+++ Exercise data +++
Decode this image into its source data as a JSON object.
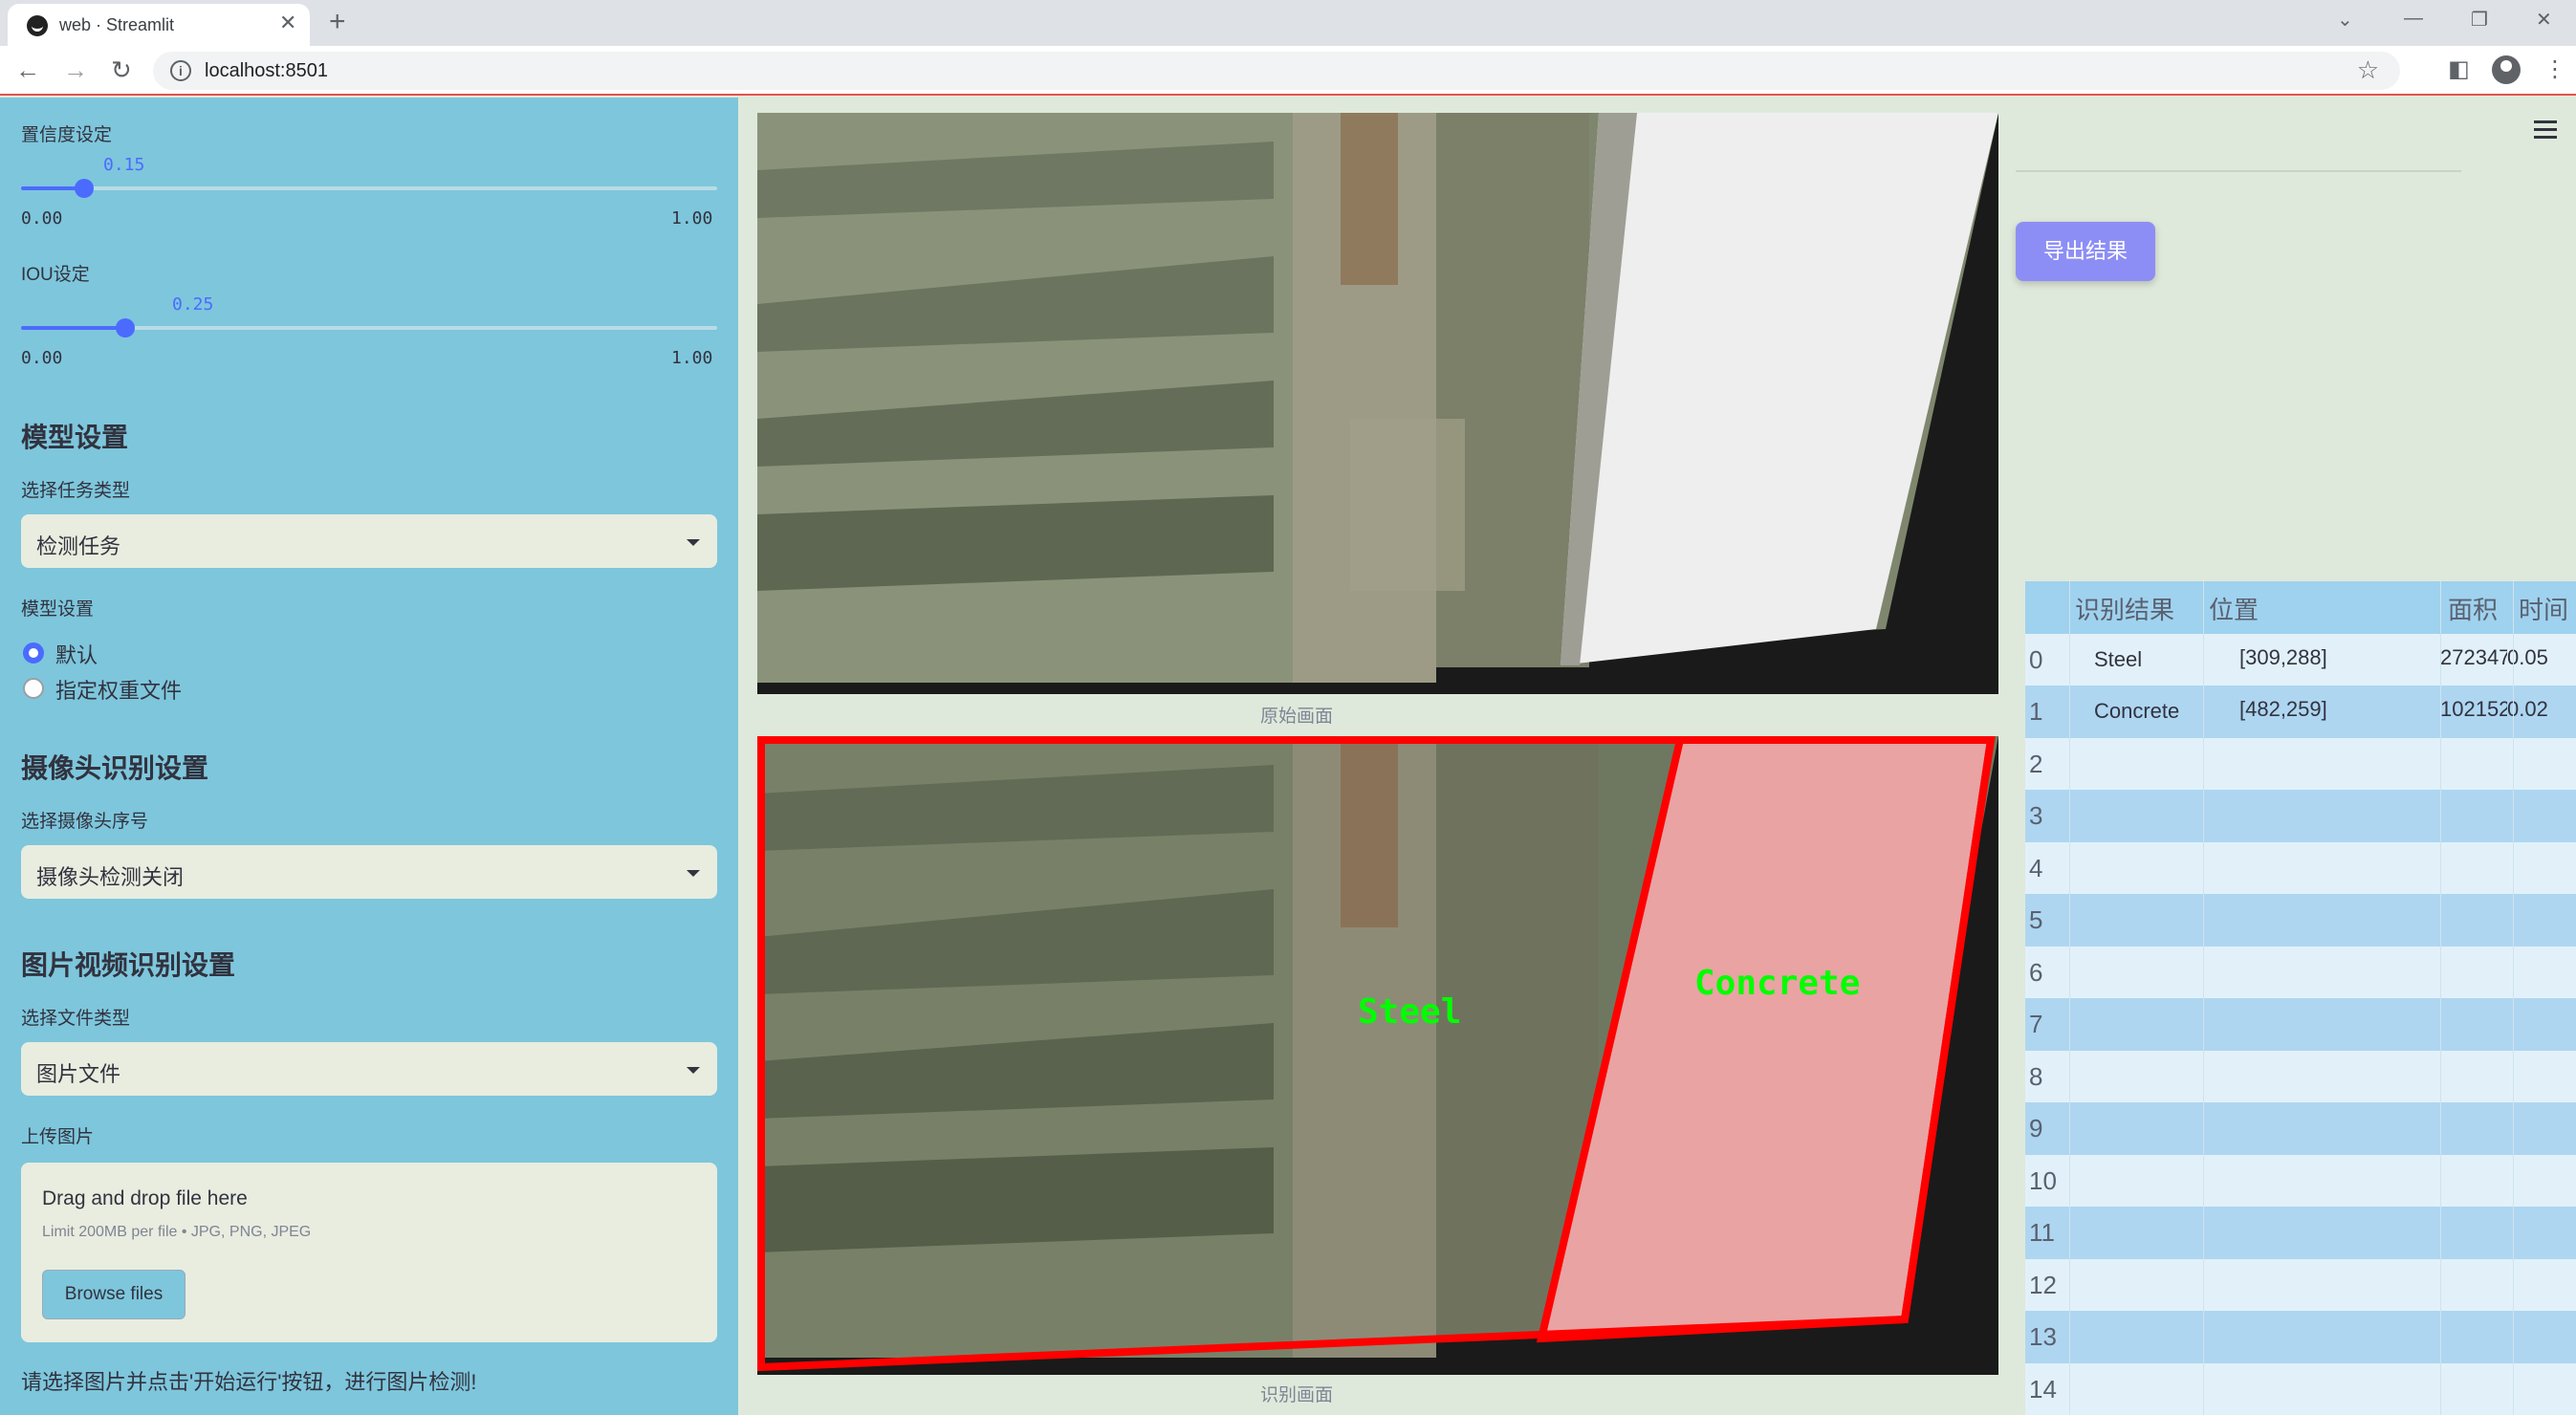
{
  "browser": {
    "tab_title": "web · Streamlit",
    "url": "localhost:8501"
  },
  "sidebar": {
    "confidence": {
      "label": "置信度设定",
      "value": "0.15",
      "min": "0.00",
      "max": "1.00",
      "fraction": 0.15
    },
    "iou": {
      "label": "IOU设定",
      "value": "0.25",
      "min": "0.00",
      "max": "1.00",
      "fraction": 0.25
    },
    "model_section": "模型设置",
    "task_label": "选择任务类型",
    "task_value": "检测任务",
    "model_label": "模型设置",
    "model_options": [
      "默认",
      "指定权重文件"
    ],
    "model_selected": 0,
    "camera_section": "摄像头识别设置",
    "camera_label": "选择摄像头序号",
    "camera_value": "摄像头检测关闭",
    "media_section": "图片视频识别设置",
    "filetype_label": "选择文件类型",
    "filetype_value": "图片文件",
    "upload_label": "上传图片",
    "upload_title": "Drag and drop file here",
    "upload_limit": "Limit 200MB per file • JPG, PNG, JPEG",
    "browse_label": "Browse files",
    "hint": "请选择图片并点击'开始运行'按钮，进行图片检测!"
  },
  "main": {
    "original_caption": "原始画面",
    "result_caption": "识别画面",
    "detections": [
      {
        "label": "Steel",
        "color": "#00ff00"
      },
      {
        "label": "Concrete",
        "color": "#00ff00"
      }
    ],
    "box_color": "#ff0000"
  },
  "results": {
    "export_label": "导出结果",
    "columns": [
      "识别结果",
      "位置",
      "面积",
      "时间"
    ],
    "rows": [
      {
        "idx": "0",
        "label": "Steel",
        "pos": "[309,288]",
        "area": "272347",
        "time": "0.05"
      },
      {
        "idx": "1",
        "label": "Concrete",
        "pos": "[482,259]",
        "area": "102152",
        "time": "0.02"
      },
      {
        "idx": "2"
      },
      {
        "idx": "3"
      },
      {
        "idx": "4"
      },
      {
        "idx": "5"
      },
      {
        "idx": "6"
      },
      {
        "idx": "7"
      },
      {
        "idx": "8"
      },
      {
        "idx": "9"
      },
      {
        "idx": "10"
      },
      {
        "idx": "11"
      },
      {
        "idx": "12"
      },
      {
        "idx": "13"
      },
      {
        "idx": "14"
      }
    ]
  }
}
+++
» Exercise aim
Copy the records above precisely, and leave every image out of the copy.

» The answer
Decode this image into its source data as a JSON object.
{
  "browser": {
    "tab_title": "web · Streamlit",
    "url": "localhost:8501"
  },
  "sidebar": {
    "confidence": {
      "label": "置信度设定",
      "value": "0.15",
      "min": "0.00",
      "max": "1.00",
      "fraction": 0.15
    },
    "iou": {
      "label": "IOU设定",
      "value": "0.25",
      "min": "0.00",
      "max": "1.00",
      "fraction": 0.25
    },
    "model_section": "模型设置",
    "task_label": "选择任务类型",
    "task_value": "检测任务",
    "model_label": "模型设置",
    "model_options": [
      "默认",
      "指定权重文件"
    ],
    "model_selected": 0,
    "camera_section": "摄像头识别设置",
    "camera_label": "选择摄像头序号",
    "camera_value": "摄像头检测关闭",
    "media_section": "图片视频识别设置",
    "filetype_label": "选择文件类型",
    "filetype_value": "图片文件",
    "upload_label": "上传图片",
    "upload_title": "Drag and drop file here",
    "upload_limit": "Limit 200MB per file • JPG, PNG, JPEG",
    "browse_label": "Browse files",
    "hint": "请选择图片并点击'开始运行'按钮，进行图片检测!"
  },
  "main": {
    "original_caption": "原始画面",
    "result_caption": "识别画面",
    "detections": [
      {
        "label": "Steel",
        "color": "#00ff00"
      },
      {
        "label": "Concrete",
        "color": "#00ff00"
      }
    ],
    "box_color": "#ff0000"
  },
  "results": {
    "export_label": "导出结果",
    "columns": [
      "识别结果",
      "位置",
      "面积",
      "时间"
    ],
    "rows": [
      {
        "idx": "0",
        "label": "Steel",
        "pos": "[309,288]",
        "area": "272347",
        "time": "0.05"
      },
      {
        "idx": "1",
        "label": "Concrete",
        "pos": "[482,259]",
        "area": "102152",
        "time": "0.02"
      },
      {
        "idx": "2"
      },
      {
        "idx": "3"
      },
      {
        "idx": "4"
      },
      {
        "idx": "5"
      },
      {
        "idx": "6"
      },
      {
        "idx": "7"
      },
      {
        "idx": "8"
      },
      {
        "idx": "9"
      },
      {
        "idx": "10"
      },
      {
        "idx": "11"
      },
      {
        "idx": "12"
      },
      {
        "idx": "13"
      },
      {
        "idx": "14"
      }
    ]
  }
}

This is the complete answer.